Tishiko King is the Philanthropy & Engagement Officer at Groundswell Giving, and a proud Kulkalaig woman from the Island of Masig, Kulkalgal Tribe of Zenadth Kes, otherwise known as the Torres Strait Islands. In February, Tishiko set out on an incredible journey to Antarctica to understand its importance to our global ecosystems and witness first-hand the impacts that climate change is having on this great, icy continent.
Just a few weeks ago, I set out on an incredible journey into the unknown. Into the wild. A place I now understand to be so vitally important to our oceans, to our physical systems and in safeguarding our future on this planet.
This important place is Antarctica.
Antarctica is in several ways the ‘last’ continent; the last to be discovered, the last to be mapped and the last of the great wilderness. Covered in a thick carapace of ice, the continent represents the most extreme environment on Earth, with some corners still never touched by humans. It is the only continent that has never had any Indigenous population and even today, despite the presence of numerous permanent research stations, very few people call it home.
Antarctica’s oceans are the heart of our climate systems and every global community depends on the health of this polar ecosystem.
Global action on climate change has been devastatingly slow, and despite the UN Paris Agreement’s aim to keep a global temperature rise well below 2 degrees, serious impacts now cannot be avoided. Among the most severe climate impacts, made worse by the burning of coal, oil and gas, is that of glaciers and ice sheets thinning and retreating, contributing to global sea-level rise.
Image’s from Tishiko’s trip to Antarctica, including penguins gathered on a rock, and calving glaciers about to collapse into the ocean.
Why should I care about a place that is so far away?
Climate change is directly impacting the great white continent of Antarctica, where my own eyes witnessed calving glaciers collapsing into the ocean, causing rising sea levels
Right now, rising seas are threatening the island homes in the Torres Strait Islands – where I come from – and urgent action is needed to ensure my people can remain in our homelands. As the ocean rises, fresh water supplies, crops, burial grounds and significant cultural sites are being destroyed. Our food security, our health and our culture are being threatened.
As Torres Strait Island people, we are at risk of being climate refugees in our own Country.
Who is accountable for this damage?
We are in a climate crisis and those communities impacted first and worst have contributed the least to our national and global emissions. While many countries and communities have benefited off the back of burning fossil fuels for decades, those who have not are also those on the frontline of the impacts.

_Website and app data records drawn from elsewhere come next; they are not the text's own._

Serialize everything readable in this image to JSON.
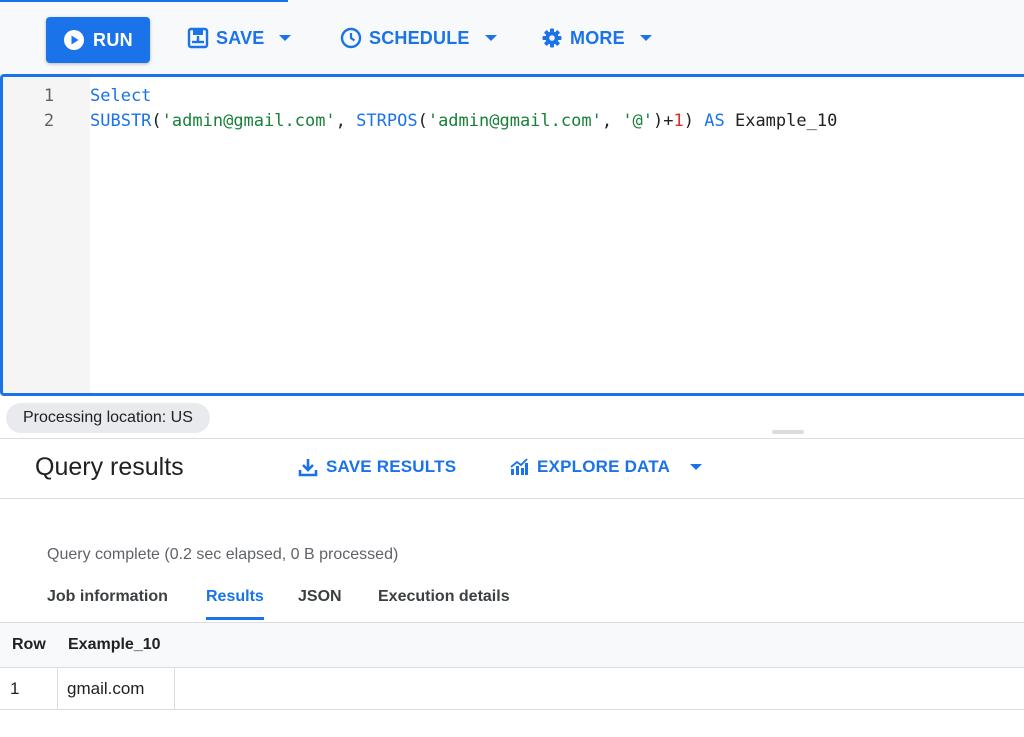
{
  "toolbar": {
    "run_label": "RUN",
    "save_label": "SAVE",
    "schedule_label": "SCHEDULE",
    "more_label": "MORE"
  },
  "editor": {
    "lines": [
      {
        "number": "1",
        "tokens": [
          {
            "text": "Select",
            "kind": "kw"
          }
        ]
      },
      {
        "number": "2",
        "tokens": [
          {
            "text": "SUBSTR",
            "kind": "kw"
          },
          {
            "text": "(",
            "kind": "plain"
          },
          {
            "text": "'admin@gmail.com'",
            "kind": "str"
          },
          {
            "text": ", ",
            "kind": "plain"
          },
          {
            "text": "STRPOS",
            "kind": "kw"
          },
          {
            "text": "(",
            "kind": "plain"
          },
          {
            "text": "'admin@gmail.com'",
            "kind": "str"
          },
          {
            "text": ", ",
            "kind": "plain"
          },
          {
            "text": "'@'",
            "kind": "str"
          },
          {
            "text": ")+",
            "kind": "plain"
          },
          {
            "text": "1",
            "kind": "num"
          },
          {
            "text": ") ",
            "kind": "plain"
          },
          {
            "text": "AS",
            "kind": "kw"
          },
          {
            "text": " Example_10",
            "kind": "plain"
          }
        ]
      }
    ]
  },
  "processing_location": "Processing location: US",
  "results": {
    "title": "Query results",
    "save_results_label": "SAVE RESULTS",
    "explore_data_label": "EXPLORE DATA",
    "status": "Query complete (0.2 sec elapsed, 0 B processed)",
    "tabs": [
      {
        "label": "Job information",
        "active": false
      },
      {
        "label": "Results",
        "active": true
      },
      {
        "label": "JSON",
        "active": false
      },
      {
        "label": "Execution details",
        "active": false
      }
    ],
    "table": {
      "columns": [
        "Row",
        "Example_10"
      ],
      "rows": [
        [
          "1",
          "gmail.com"
        ]
      ]
    }
  },
  "colors": {
    "accent": "#1a73e8",
    "string": "#188038",
    "number": "#d93025"
  },
  "icons": {
    "run": "play-circle-icon",
    "save": "save-icon",
    "schedule": "clock-icon",
    "more": "gear-icon",
    "save_results": "download-icon",
    "explore_data": "explore-chart-icon"
  }
}
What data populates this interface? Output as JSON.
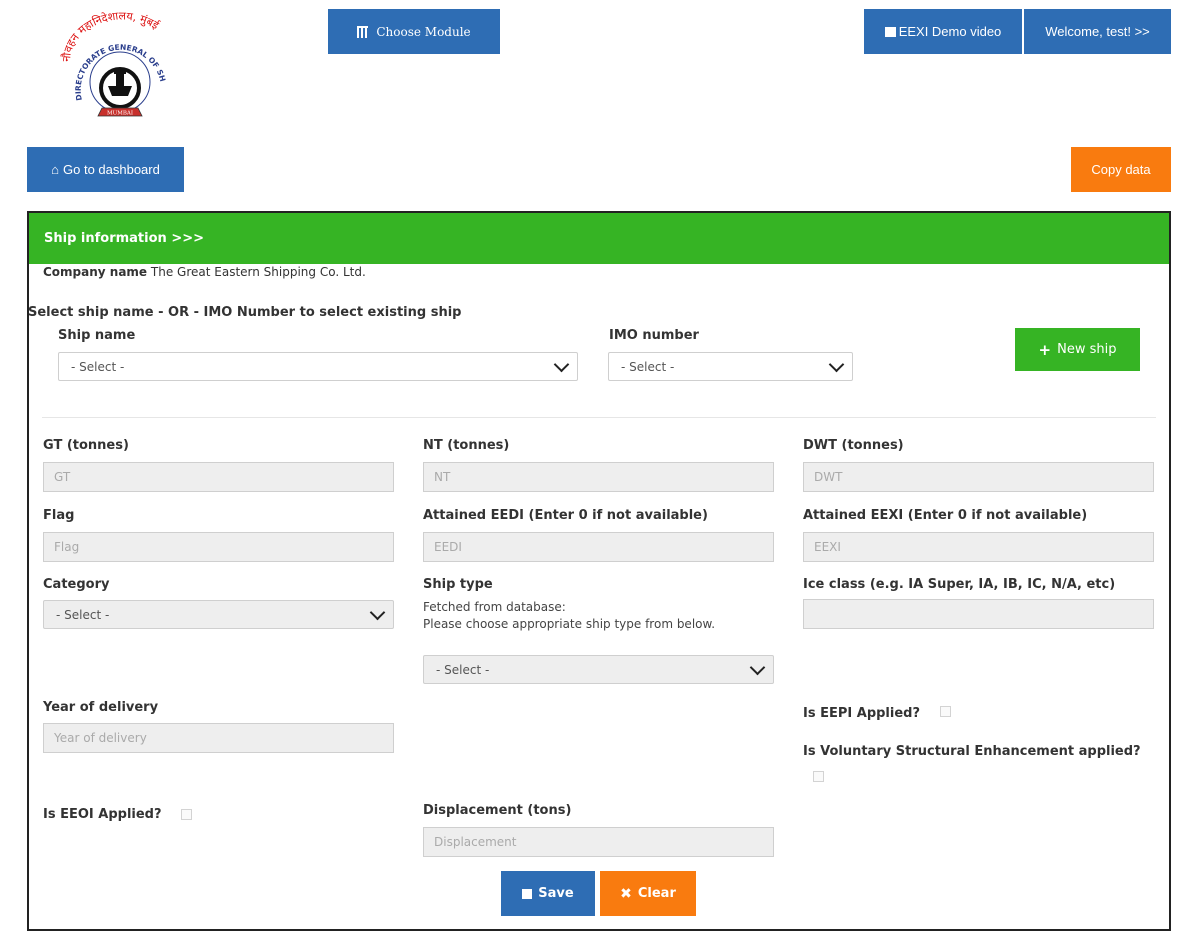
{
  "header": {
    "logo": {
      "text_top": "नौवहन महानिदेशालय, मुंबई",
      "text_ring": "DIRECTORATE GENERAL OF SHIPPING",
      "text_banner": "MUMBAI"
    },
    "choose_module_label": "Choose Module",
    "demo_video_label": "EEXI Demo video",
    "welcome_label": "Welcome, test! >>",
    "dashboard_label": "Go to dashboard",
    "copy_data_label": "Copy data"
  },
  "panel": {
    "title": "Ship information >>>",
    "company_label": "Company name",
    "company_value": "The Great Eastern Shipping Co. Ltd.",
    "select_hint": "Select ship name - OR - IMO Number to select existing ship",
    "ship_name_label": "Ship name",
    "ship_name_value": "- Select -",
    "imo_label": "IMO number",
    "imo_value": "- Select -",
    "new_ship_label": "New ship"
  },
  "form": {
    "gt_label": "GT (tonnes)",
    "gt_placeholder": "GT",
    "nt_label": "NT (tonnes)",
    "nt_placeholder": "NT",
    "dwt_label": "DWT (tonnes)",
    "dwt_placeholder": "DWT",
    "flag_label": "Flag",
    "flag_placeholder": "Flag",
    "eedi_label": "Attained EEDI (Enter 0 if not available)",
    "eedi_placeholder": "EEDI",
    "eexi_label": "Attained EEXI (Enter 0 if not available)",
    "eexi_placeholder": "EEXI",
    "category_label": "Category",
    "category_value": "- Select -",
    "ship_type_label": "Ship type",
    "ship_type_note1": "Fetched from database:",
    "ship_type_note2": "Please choose appropriate ship type from below.",
    "ship_type_value": "- Select -",
    "ice_class_label": "Ice class (e.g. IA Super, IA, IB, IC, N/A, etc)",
    "year_label": "Year of delivery",
    "year_placeholder": "Year of delivery",
    "eepi_label": "Is EEPI Applied?",
    "vse_label": "Is Voluntary Structural Enhancement applied?",
    "eeoi_label": "Is EEOI Applied?",
    "displacement_label": "Displacement (tons)",
    "displacement_placeholder": "Displacement",
    "save_label": "Save",
    "clear_label": "Clear"
  }
}
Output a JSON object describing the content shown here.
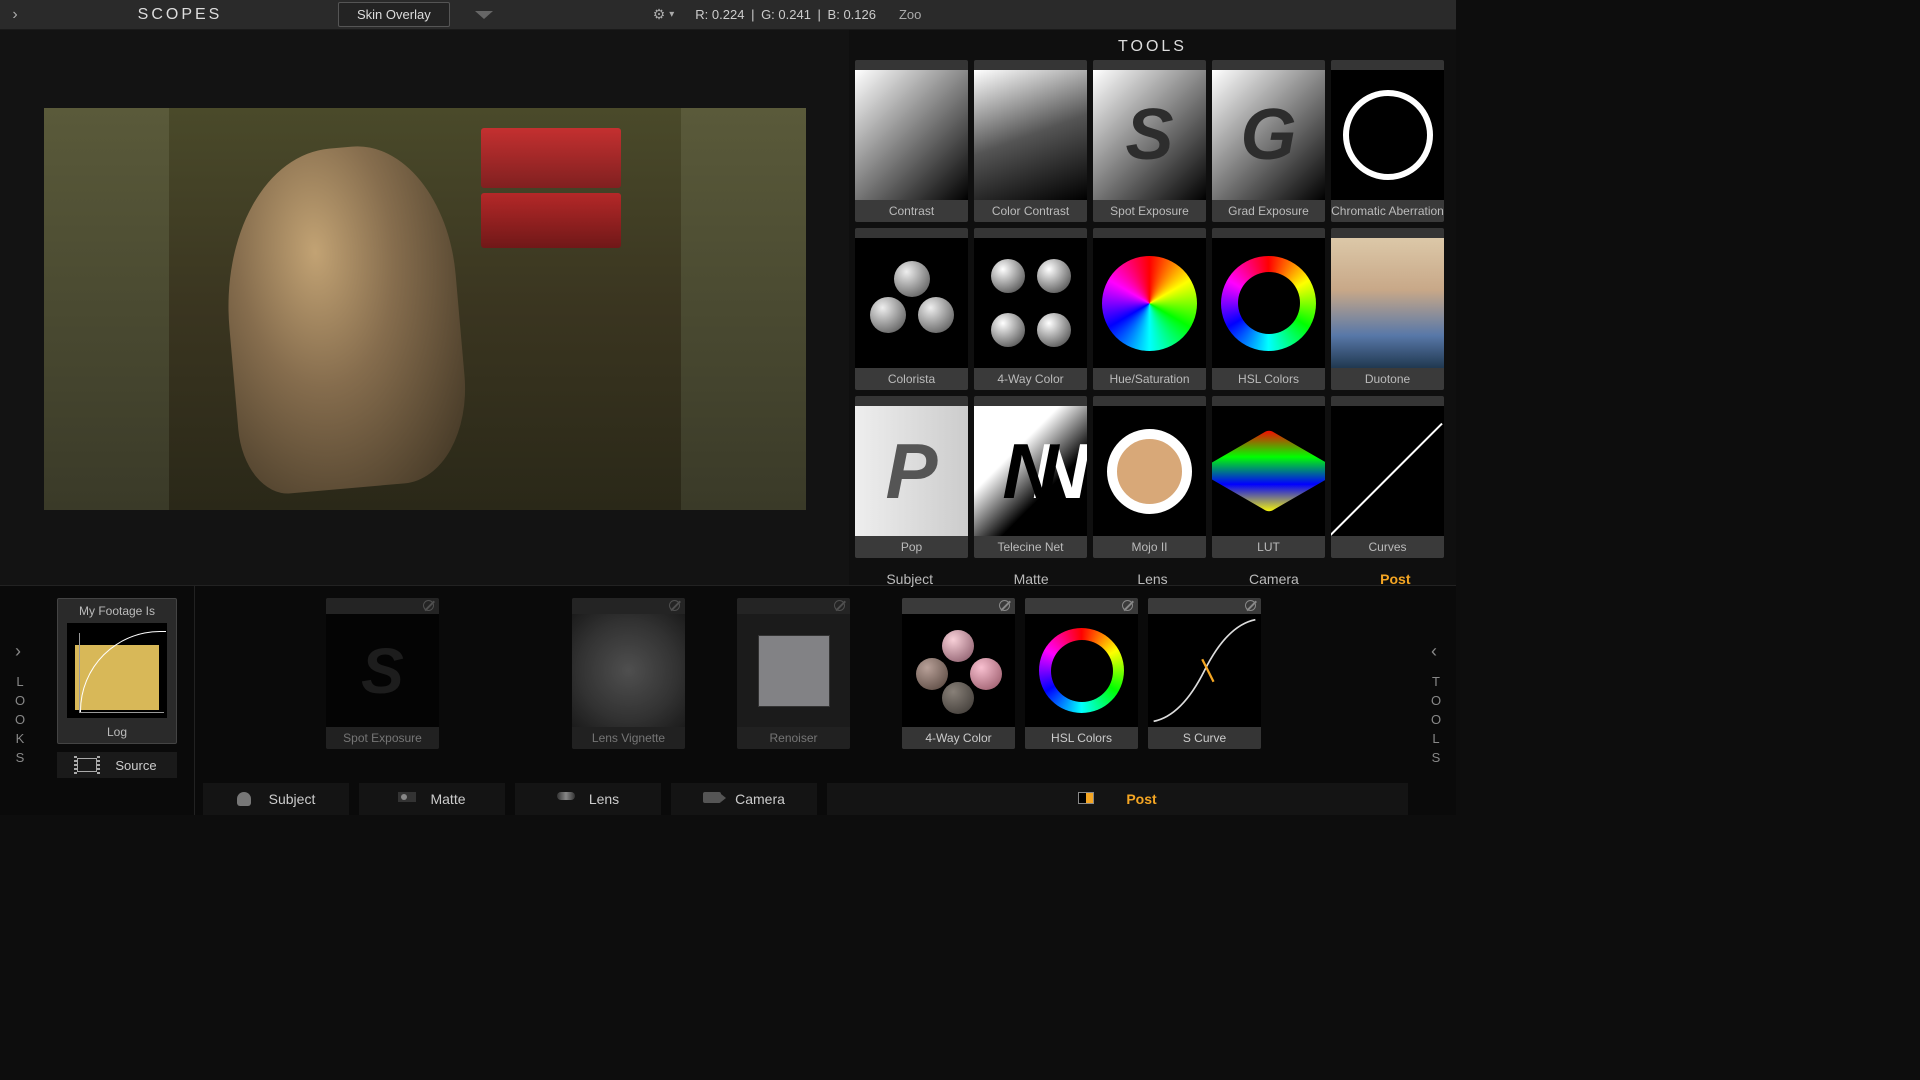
{
  "header": {
    "scopes": "SCOPES",
    "skin_overlay": "Skin Overlay",
    "rgb": {
      "r": "R: 0.224",
      "g": "G: 0.241",
      "b": "B: 0.126"
    },
    "zoom": "Zoo"
  },
  "tools_panel": {
    "title": "TOOLS",
    "tools": [
      {
        "label": "Contrast"
      },
      {
        "label": "Color Contrast"
      },
      {
        "label": "Spot Exposure"
      },
      {
        "label": "Grad Exposure"
      },
      {
        "label": "Chromatic Aberration"
      },
      {
        "label": "Colorista"
      },
      {
        "label": "4-Way Color"
      },
      {
        "label": "Hue/Saturation"
      },
      {
        "label": "HSL Colors"
      },
      {
        "label": "Duotone"
      },
      {
        "label": "Pop"
      },
      {
        "label": "Telecine Net"
      },
      {
        "label": "Mojo II"
      },
      {
        "label": "LUT"
      },
      {
        "label": "Curves"
      }
    ],
    "categories": [
      "Subject",
      "Matte",
      "Lens",
      "Camera",
      "Post"
    ],
    "active_category": "Post"
  },
  "bottom": {
    "looks_rail": "LOOKS",
    "tools_rail": "TOOLS",
    "footage": {
      "title": "My Footage Is",
      "profile": "Log",
      "source": "Source"
    },
    "chain": [
      {
        "label": "Spot Exposure"
      },
      {
        "label": "Lens Vignette"
      },
      {
        "label": "Renoiser"
      },
      {
        "label": "4-Way Color"
      },
      {
        "label": "HSL Colors"
      },
      {
        "label": "S Curve"
      }
    ],
    "chain_tabs": [
      "Subject",
      "Matte",
      "Lens",
      "Camera",
      "Post"
    ],
    "active_chain_tab": "Post"
  }
}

This issue is at the heart of what climate justice stands to correct.
My heart is broken.
For too long Aboriginal and Torres Strait Island people and communities were (and continue to be) presented as an antithesis of mainstream concepts of environmental conservation which exclude our people from the equation.
Yet Aboriginal and Torres Strait Island people have been caring for and protecting our lands and sea country for millennia and we continue to do so today.
Our ecologically diverse land and sea Country will continue to be under threat until we see real systemic change and action, where Aboriginal and Torres Strait Island people have the autonomy and rights to say what does and what doesn’t happen to their land and seas.
But here is our opportunity.
We have a decreasing window of time to prevent the worst of all possible futures, but I am hopeful that by taking action on climate change, we can create the future we need to survive. We are in a critical stage of human existence and it is clear that current mitigation measures are not enough.
Our survival depends on drastically reducing greenhouse gas emissions this decade and keeping all new fossil fuels in the ground.
The stakes are high: our communities, culture and Country are at risk.
My time in Antarctica was confronting and overwhelming, yet left me with a kind of bittersweet feeling. I can see the opportunity we have at our fingertips to implement real change. I now understand that we have to protect this polar ecosystem in order to protect humanity. There is no time to waste. We need to come together and galvanise collaborative action urgently.
Want to hear more from Tishiko King? Check out her work at Groundswell Giving, and watch this discussion on First Nations Climate Justice featuring Tishiko.